Then he took over the probe and had his turn at making my breast meet my spleen, and took some measurements and some pictures and declared me perfectly healthy.
“Do you know why your doctor ordered the MRI?” he asked me. (Except, the accent, you know. “D’ya now why yer doktah ooordered th’MRI?”)
“Because… she’s a moron?” I guessed. Whoops. Had I just said that out loud? “Um, I mean, she wanted a better look at those calcifications on the other side.”
He nodded, then gave me a brief lecture on whether or not mammography is useful with younger, denser breast tissue (no) and how MRIs are very good at seeing things but not in specific and wrapped up by saying that the ultrasound revealed nothing more sinister than fibrocystic changes (and lumpy boobs rarely kill).
I was starting to sort of like him (or, at least, to be hypnotized by his accent), but then he said I needed to have a repeat MRI in 6 months.
“What? WHY?” He’d JUST finished telling me how the MRI I’d had was unnecessary and everything was fine.

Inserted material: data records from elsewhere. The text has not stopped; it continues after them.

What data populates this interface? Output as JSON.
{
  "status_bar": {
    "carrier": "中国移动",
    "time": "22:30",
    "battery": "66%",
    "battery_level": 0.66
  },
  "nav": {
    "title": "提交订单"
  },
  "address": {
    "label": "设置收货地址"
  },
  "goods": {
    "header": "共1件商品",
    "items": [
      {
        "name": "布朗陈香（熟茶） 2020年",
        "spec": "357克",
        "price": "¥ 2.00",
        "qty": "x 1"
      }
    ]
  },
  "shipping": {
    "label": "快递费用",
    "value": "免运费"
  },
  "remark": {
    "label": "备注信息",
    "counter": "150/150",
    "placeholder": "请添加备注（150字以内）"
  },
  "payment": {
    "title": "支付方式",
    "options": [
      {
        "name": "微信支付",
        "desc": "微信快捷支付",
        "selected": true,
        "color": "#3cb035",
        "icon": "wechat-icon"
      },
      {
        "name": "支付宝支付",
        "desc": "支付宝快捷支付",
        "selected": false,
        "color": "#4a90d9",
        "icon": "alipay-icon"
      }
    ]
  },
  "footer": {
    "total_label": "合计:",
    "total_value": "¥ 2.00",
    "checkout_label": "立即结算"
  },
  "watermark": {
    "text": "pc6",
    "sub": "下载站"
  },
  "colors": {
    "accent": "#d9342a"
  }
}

“Well,” he sighed. “Here’s the thing. We never would’ve known about this stuff if you hadn’t had the MRI. And everything looks fine. But now that we know about it, we should do a repeat just to make sure nothing changes.”
“So, if I’d never had the MRI, there’d be nothing to worry about?” He squirmed a little.
“Yeah, basically. I feel comfortable saying you’re fine, but given that we now have this data, I think we need to do a repeat JUST to confirm that there aren’t any changes.”
Hmph. Accent or no, anyone who looks me in the eye and declares me fit and healthy but needing a repeat ride in the tunnel of dangling dignity and cacophony is no friend of mine. I accepted the appointment card they gave me but, I dunno, six months is a long time… I might lose it. Stranger things have happened.
Besides, upon further reflection, I really think I need to spend all of my available time on finishing up those letters for the kids.